Pt 2 - I could have Conquered technical downhill from comms tower #2, albeit with a combination of my fractured radius / ulnar & a split helmet.

Anonymous said...

Cuzz!!!! Once again...the pics are simply..magnificent and mind-blowing!!!!!! I would like to seek permission to save all these pics in my online photo album please?? pretty please??? *Muah* he he

-ben said...


Yes, but I don't eat dogs. I love to pet them though.

There is no technical downhill from Comms Tower #2 (unless you plan on riding through bushes and shrubs).

Cuzz x2,

Glad you like the pics!
Sure, cuzz! :-)

Anonymous said...

Great pics...I'm going up there soon with a bicycle bullet cam for video...I gotta do a downhill video of this soon
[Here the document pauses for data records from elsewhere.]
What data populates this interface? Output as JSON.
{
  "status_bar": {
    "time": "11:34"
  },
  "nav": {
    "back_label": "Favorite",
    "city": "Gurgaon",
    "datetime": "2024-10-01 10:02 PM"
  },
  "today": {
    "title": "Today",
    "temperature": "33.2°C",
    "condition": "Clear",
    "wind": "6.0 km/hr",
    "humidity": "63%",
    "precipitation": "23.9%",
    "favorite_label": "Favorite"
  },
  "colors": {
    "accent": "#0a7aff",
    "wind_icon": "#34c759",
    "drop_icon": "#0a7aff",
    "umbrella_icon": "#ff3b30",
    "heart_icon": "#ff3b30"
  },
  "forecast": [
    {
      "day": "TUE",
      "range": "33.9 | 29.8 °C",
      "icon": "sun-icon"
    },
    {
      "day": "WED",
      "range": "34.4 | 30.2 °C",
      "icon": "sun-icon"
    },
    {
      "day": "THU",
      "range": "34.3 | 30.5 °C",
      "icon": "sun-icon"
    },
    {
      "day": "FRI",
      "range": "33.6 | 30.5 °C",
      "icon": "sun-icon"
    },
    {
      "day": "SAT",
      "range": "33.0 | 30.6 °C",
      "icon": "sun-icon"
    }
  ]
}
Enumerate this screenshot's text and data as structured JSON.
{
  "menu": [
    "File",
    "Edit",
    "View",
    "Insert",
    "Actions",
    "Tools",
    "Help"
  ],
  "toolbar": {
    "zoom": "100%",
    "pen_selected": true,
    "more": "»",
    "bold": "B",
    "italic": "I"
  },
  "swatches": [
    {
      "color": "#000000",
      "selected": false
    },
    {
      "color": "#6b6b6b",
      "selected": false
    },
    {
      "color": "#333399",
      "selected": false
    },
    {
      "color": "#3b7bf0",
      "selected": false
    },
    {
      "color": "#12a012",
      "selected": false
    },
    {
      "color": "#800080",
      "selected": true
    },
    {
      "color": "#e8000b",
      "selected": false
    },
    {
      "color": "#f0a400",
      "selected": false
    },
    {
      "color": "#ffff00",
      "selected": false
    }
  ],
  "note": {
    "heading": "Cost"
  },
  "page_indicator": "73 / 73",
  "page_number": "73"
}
jeff said...

downhill done!.....very nice view from up there. I believe I went to the exact same place as your photo of the marker...At the radio towers...Currently procesing the video and this might take a day or two, but for right now i have a short video from the top >

also, there is a serious technical downhill that's unmarked, and much worse than 'the wall'..It's unmarked and starts about 1/4 the way down and is a shortcut to get down to Saddle Pass..In Fact, it starts at Saddle Pass and goes up to the main access road.. It's one way to avoid that switchback, but that's serious technical stuff, because I climbed up it. If that's the same thing you mean, you're right, it was wise not to go down that...You need gear, disc brakes, a good bike, shocks...even then there are 4-5 feet drops, and you'll endo for sure unless you're good...You also need long sleeve shirt, because poison oak in some places only 18 inches to get through..Both you're handle bars plow through it..

Nevertheless, people obviously do it because I saw bike tracks all the way's about 1/4 mile of pure hell 40 degree angle I think...granite on half of it..

I did not go back down that way as it was a mountain climb just to get up it..I mean, you have to lift your bike up..

still, I have a nice downhill video now of most of what you have done here, the same path, excpt for that swithcback .

big fun...jeff

-ben said...

Thanks for the cool video, Jeff!

Ah, it brings back memories of Oreo and "the Wall."
I don't remember any drops in the technical section from the first communications tower, but it was steep all right. Some riders I spoke to told me of a technical section that was kick butt. I guess that is what you found.

Good riding!